▸ **BRIEF**
Please, could you print all the lines below exactly, leaving out the pictures?

▸ **RAW DATA**
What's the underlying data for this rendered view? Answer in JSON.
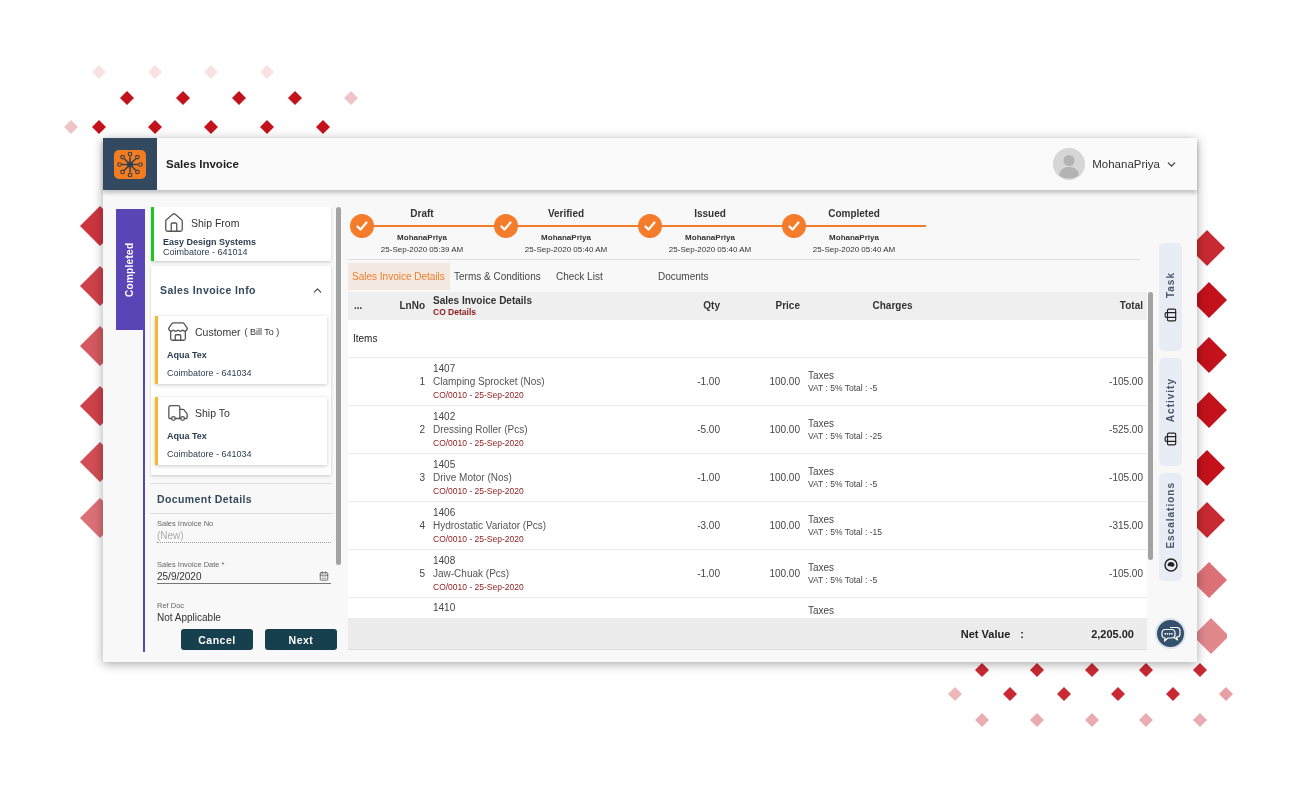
{
  "app": {
    "title": "Sales Invoice",
    "user": {
      "name": "MohanaPriya"
    }
  },
  "stage": {
    "label": "Completed"
  },
  "ship_from": {
    "title": "Ship From",
    "name": "Easy Design Systems",
    "address": "Coimbatore - 641014"
  },
  "sales_invoice_info": {
    "title": "Sales Invoice Info",
    "expanded": true,
    "parties": [
      {
        "kind": "customer",
        "title": "Customer",
        "qualifier": "( Bill To )",
        "name": "Aqua Tex",
        "address": "Coimbatore - 641034"
      },
      {
        "kind": "ship_to",
        "title": "Ship To",
        "name": "Aqua Tex",
        "address": "Coimbatore - 641034"
      }
    ]
  },
  "document_details": {
    "title": "Document Details",
    "fields": [
      {
        "kind": "text",
        "label": "Sales Invoice No",
        "placeholder": "(New)",
        "disabled": true
      },
      {
        "kind": "date",
        "label": "Sales Invoice Date *",
        "value": "25/9/2020",
        "disabled": false
      },
      {
        "kind": "static",
        "label": "Ref Doc",
        "value": "Not Applicable",
        "disabled": false
      }
    ]
  },
  "actions": [
    {
      "label": "Cancel"
    },
    {
      "label": "Next"
    }
  ],
  "workflow": {
    "steps": [
      {
        "title": "Draft",
        "user": "MohanaPriya",
        "time": "25-Sep-2020 05:39 AM",
        "done": true
      },
      {
        "title": "Verified",
        "user": "MohanaPriya",
        "time": "25-Sep-2020 05:40 AM",
        "done": true
      },
      {
        "title": "Issued",
        "user": "MohanaPriya",
        "time": "25-Sep-2020 05:40 AM",
        "done": true
      },
      {
        "title": "Completed",
        "user": "MohanaPriya",
        "time": "25-Sep-2020 05:40 AM",
        "done": true
      }
    ]
  },
  "tabs": [
    {
      "label": "Sales Invoice Details",
      "selected": true
    },
    {
      "label": "Terms & Conditions",
      "selected": false
    },
    {
      "label": "Check List",
      "selected": false
    },
    {
      "label": "Documents",
      "selected": false
    }
  ],
  "table": {
    "columns": [
      {
        "label": "..."
      },
      {
        "label": "LnNo"
      },
      {
        "label": "Sales Invoice Details",
        "sublabel": "CO Details"
      },
      {
        "label": "Qty"
      },
      {
        "label": "Price"
      },
      {
        "label": "Charges"
      },
      {
        "label": "Total"
      }
    ],
    "group": "Items",
    "rows": [
      {
        "kind": "item",
        "ln": "1",
        "code": "1407",
        "name": "Clamping Sprocket (Nos)",
        "co_ref": "CO/0010 - 25-Sep-2020",
        "qty": "-1.00",
        "price": "100.00",
        "charges_title": "Taxes",
        "charges_detail": "VAT : 5% Total : -5",
        "total": "-105.00"
      },
      {
        "kind": "item",
        "ln": "2",
        "code": "1402",
        "name": "Dressing Roller (Pcs)",
        "co_ref": "CO/0010 - 25-Sep-2020",
        "qty": "-5.00",
        "price": "100.00",
        "charges_title": "Taxes",
        "charges_detail": "VAT : 5% Total : -25",
        "total": "-525.00"
      },
      {
        "kind": "item",
        "ln": "3",
        "code": "1405",
        "name": "Drive Motor (Nos)",
        "co_ref": "CO/0010 - 25-Sep-2020",
        "qty": "-1.00",
        "price": "100.00",
        "charges_title": "Taxes",
        "charges_detail": "VAT : 5% Total : -5",
        "total": "-105.00"
      },
      {
        "kind": "item",
        "ln": "4",
        "code": "1406",
        "name": "Hydrostatic Variator (Pcs)",
        "co_ref": "CO/0010 - 25-Sep-2020",
        "qty": "-3.00",
        "price": "100.00",
        "charges_title": "Taxes",
        "charges_detail": "VAT : 5% Total : -15",
        "total": "-315.00"
      },
      {
        "kind": "item",
        "ln": "5",
        "code": "1408",
        "name": "Jaw-Chuak (Pcs)",
        "co_ref": "CO/0010 - 25-Sep-2020",
        "qty": "-1.00",
        "price": "100.00",
        "charges_title": "Taxes",
        "charges_detail": "VAT : 5% Total : -5",
        "total": "-105.00"
      },
      {
        "kind": "partial",
        "code": "1410",
        "charges_title": "Taxes"
      }
    ]
  },
  "summary": {
    "label": "Net Value",
    "separator": ":",
    "value": "2,205.00"
  },
  "side_tabs": [
    {
      "kind": "task",
      "label": "Task"
    },
    {
      "kind": "activity",
      "label": "Activity"
    },
    {
      "kind": "escalations",
      "label": "Escalations"
    }
  ]
}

▸ **YOUR RESPONSE**
What's the underlying data for this rendered view? Answer in JSON.
{
  "app": {
    "title": "Sales Invoice",
    "user": {
      "name": "MohanaPriya"
    }
  },
  "stage": {
    "label": "Completed"
  },
  "ship_from": {
    "title": "Ship From",
    "name": "Easy Design Systems",
    "address": "Coimbatore - 641014"
  },
  "sales_invoice_info": {
    "title": "Sales Invoice Info",
    "expanded": true,
    "parties": [
      {
        "kind": "customer",
        "title": "Customer",
        "qualifier": "( Bill To )",
        "name": "Aqua Tex",
        "address": "Coimbatore - 641034"
      },
      {
        "kind": "ship_to",
        "title": "Ship To",
        "name": "Aqua Tex",
        "address": "Coimbatore - 641034"
      }
    ]
  },
  "document_details": {
    "title": "Document Details",
    "fields": [
      {
        "kind": "text",
        "label": "Sales Invoice No",
        "placeholder": "(New)",
        "disabled": true
      },
      {
        "kind": "date",
        "label": "Sales Invoice Date *",
        "value": "25/9/2020",
        "disabled": false
      },
      {
        "kind": "static",
        "label": "Ref Doc",
        "value": "Not Applicable",
        "disabled": false
      }
    ]
  },
  "actions": [
    {
      "label": "Cancel"
    },
    {
      "label": "Next"
    }
  ],
  "workflow": {
    "steps": [
      {
        "title": "Draft",
        "user": "MohanaPriya",
        "time": "25-Sep-2020 05:39 AM",
        "done": true
      },
      {
        "title": "Verified",
        "user": "MohanaPriya",
        "time": "25-Sep-2020 05:40 AM",
        "done": true
      },
      {
        "title": "Issued",
        "user": "MohanaPriya",
        "time": "25-Sep-2020 05:40 AM",
        "done": true
      },
      {
        "title": "Completed",
        "user": "MohanaPriya",
        "time": "25-Sep-2020 05:40 AM",
        "done": true
      }
    ]
  },
  "tabs": [
    {
      "label": "Sales Invoice Details",
      "selected": true
    },
    {
      "label": "Terms & Conditions",
      "selected": false
    },
    {
      "label": "Check List",
      "selected": false
    },
    {
      "label": "Documents",
      "selected": false
    }
  ],
  "table": {
    "columns": [
      {
        "label": "..."
      },
      {
        "label": "LnNo"
      },
      {
        "label": "Sales Invoice Details",
        "sublabel": "CO Details"
      },
      {
        "label": "Qty"
      },
      {
        "label": "Price"
      },
      {
        "label": "Charges"
      },
      {
        "label": "Total"
      }
    ],
    "group": "Items",
    "rows": [
      {
        "kind": "item",
        "ln": "1",
        "code": "1407",
        "name": "Clamping Sprocket (Nos)",
        "co_ref": "CO/0010 - 25-Sep-2020",
        "qty": "-1.00",
        "price": "100.00",
        "charges_title": "Taxes",
        "charges_detail": "VAT : 5% Total : -5",
        "total": "-105.00"
      },
      {
        "kind": "item",
        "ln": "2",
        "code": "1402",
        "name": "Dressing Roller (Pcs)",
        "co_ref": "CO/0010 - 25-Sep-2020",
        "qty": "-5.00",
        "price": "100.00",
        "charges_title": "Taxes",
        "charges_detail": "VAT : 5% Total : -25",
        "total": "-525.00"
      },
      {
        "kind": "item",
        "ln": "3",
        "code": "1405",
        "name": "Drive Motor (Nos)",
        "co_ref": "CO/0010 - 25-Sep-2020",
        "qty": "-1.00",
        "price": "100.00",
        "charges_title": "Taxes",
        "charges_detail": "VAT : 5% Total : -5",
        "total": "-105.00"
      },
      {
        "kind": "item",
        "ln": "4",
        "code": "1406",
        "name": "Hydrostatic Variator (Pcs)",
        "co_ref": "CO/0010 - 25-Sep-2020",
        "qty": "-3.00",
        "price": "100.00",
        "charges_title": "Taxes",
        "charges_detail": "VAT : 5% Total : -15",
        "total": "-315.00"
      },
      {
        "kind": "item",
        "ln": "5",
        "code": "1408",
        "name": "Jaw-Chuak (Pcs)",
        "co_ref": "CO/0010 - 25-Sep-2020",
        "qty": "-1.00",
        "price": "100.00",
        "charges_title": "Taxes",
        "charges_detail": "VAT : 5% Total : -5",
        "total": "-105.00"
      },
      {
        "kind": "partial",
        "code": "1410",
        "charges_title": "Taxes"
      }
    ]
  },
  "summary": {
    "label": "Net Value",
    "separator": ":",
    "value": "2,205.00"
  },
  "side_tabs": [
    {
      "kind": "task",
      "label": "Task"
    },
    {
      "kind": "activity",
      "label": "Activity"
    },
    {
      "kind": "escalations",
      "label": "Escalations"
    }
  ]
}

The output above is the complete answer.